A British Broadcasting Corporation journalist has relocated from China to Taiwan out of concerns for his safety, the broadcaster and a journalist group said Wednesday.
The Foreign Correspondents’ Club of China said John Sudworth left China last week “amid concerns for his safety and that of his family.”
Sudworth’s relocation came because China has been critical of the BBC’s coverage of alleged human rights abuses against Uighur Muslims in the Xinjiang region, according to the BBC.
Sudworth has not been credited in the reports, but China’s foreign ministry and the Communist Party-supported media has, nevertheless, criticized him.
Sudworth, who was based in China for nine years, won a George Polk Award in 2020 for reporting on internment camps for Muslims in the Xinjiang region.
China has rejected allegations of abuses at the camps, maintaining they were vocational training centers.
“John’s work has exposed truths the Chinese authorities did not want the world to know,” the BBC tweeted.
In an interview with BBC radio, Sudworth said he left the country after being subjected to surveillance, obstruction, intimidation, and threats of legal action.
“We left in a hurry, followed by plainclothes police all the way to the airport through the check-in,” Sudworth said.
Chinese Foreign Ministry spokeswoman Hua Chunying told reporters at a regularly scheduled news briefing that the government was at a loss over Sundworth’s departure.
“We never threatened him,” she said. “We don’t know why he left because he didn’t say goodbye.”

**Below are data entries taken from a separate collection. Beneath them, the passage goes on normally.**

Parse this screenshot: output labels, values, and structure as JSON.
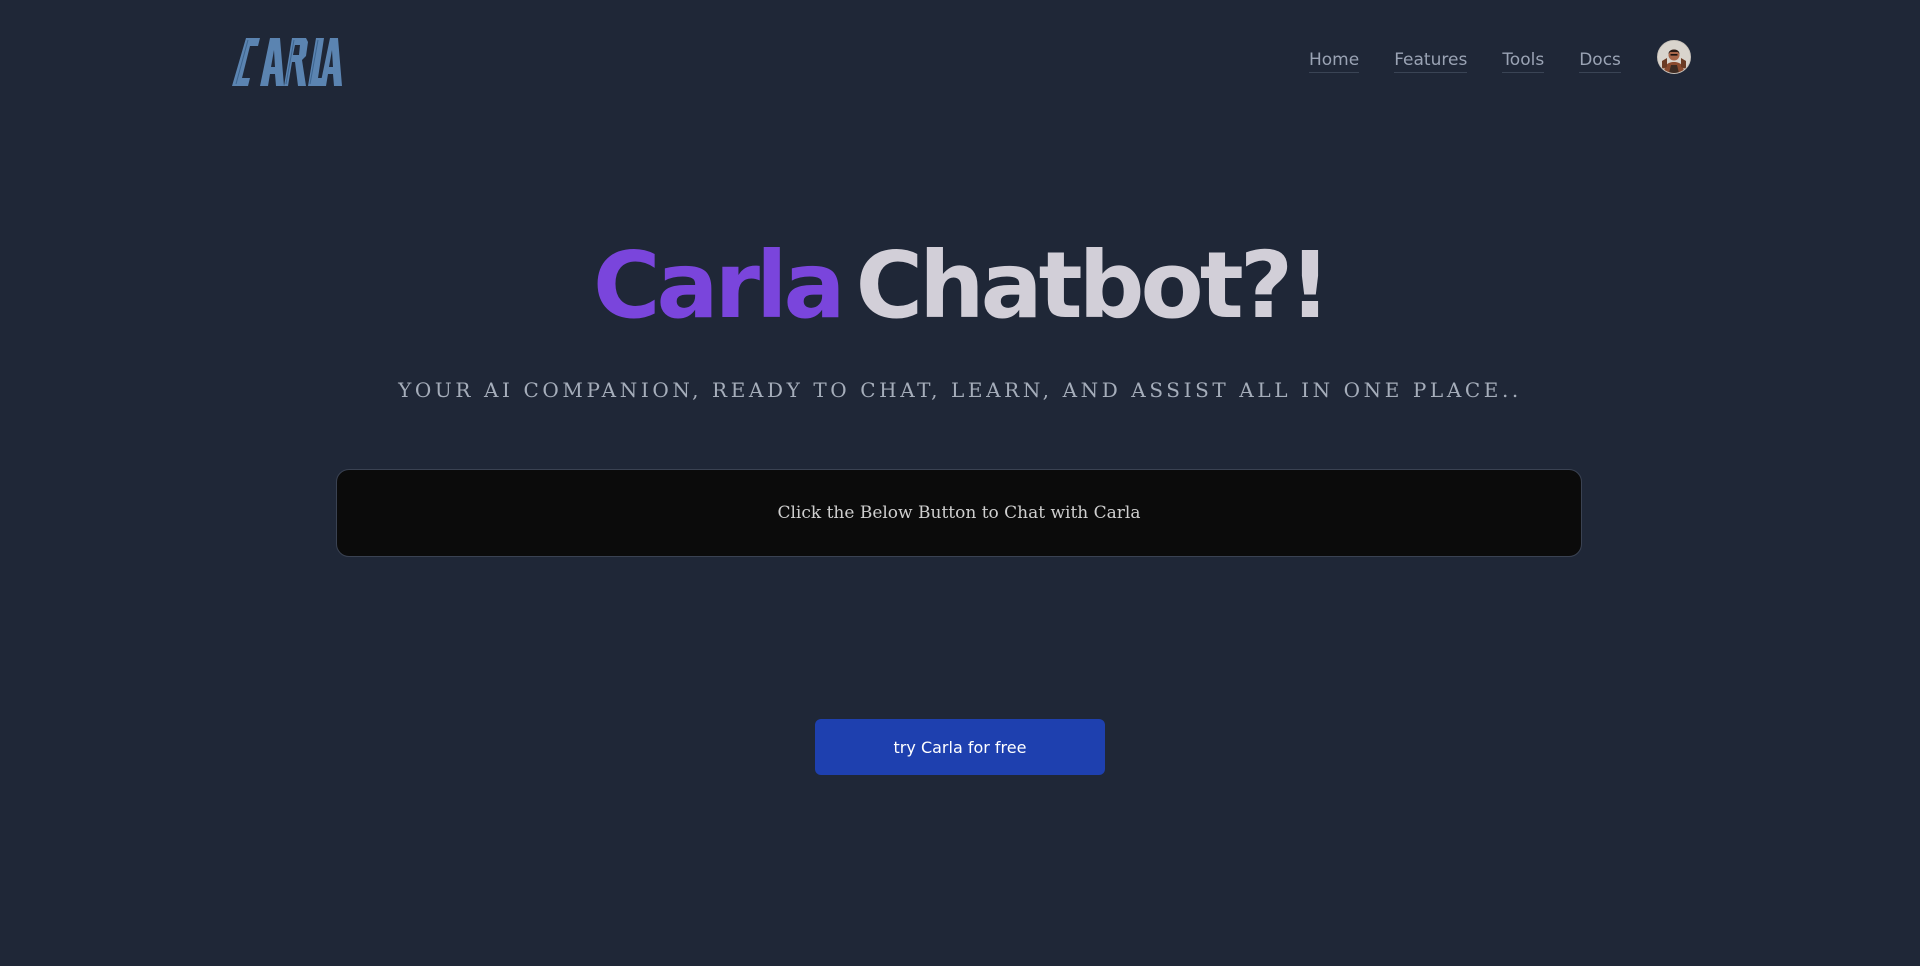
{
  "header": {
    "logo_text": "CARLA",
    "nav": [
      {
        "label": "Home"
      },
      {
        "label": "Features"
      },
      {
        "label": "Tools"
      },
      {
        "label": "Docs"
      }
    ],
    "avatar_icon": "user-avatar-icon"
  },
  "hero": {
    "title_part1": "Carla",
    "title_part2": "Chatbot?!",
    "tagline": "YOUR AI COMPANION, READY TO CHAT, LEARN, AND ASSIST ALL IN ONE PLACE..",
    "info_text": "Click the Below Button to Chat with Carla",
    "cta_label": "try Carla for free"
  },
  "colors": {
    "background": "#1f2737",
    "accent_purple": "#7a45dc",
    "title_light": "#d2cfd8",
    "logo_blue": "#5b84b1",
    "cta_blue": "#1e40af",
    "info_box_bg": "#0b0b0b"
  }
}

The BBC said Sudworth would maintain his position as its China correspondent.
Sudworth’s wife, Yvonne Murray, a correspondent for Irish broadcaster RTE, departed the country with him, the Foreign Correspondents’ Club of China said.
China expelled 18 journalists employed by U.S. media outlets last year, when there was a “rapid decline in media freedom,” the Foreign Correspondents’ Club of China said in a report released earlier in March.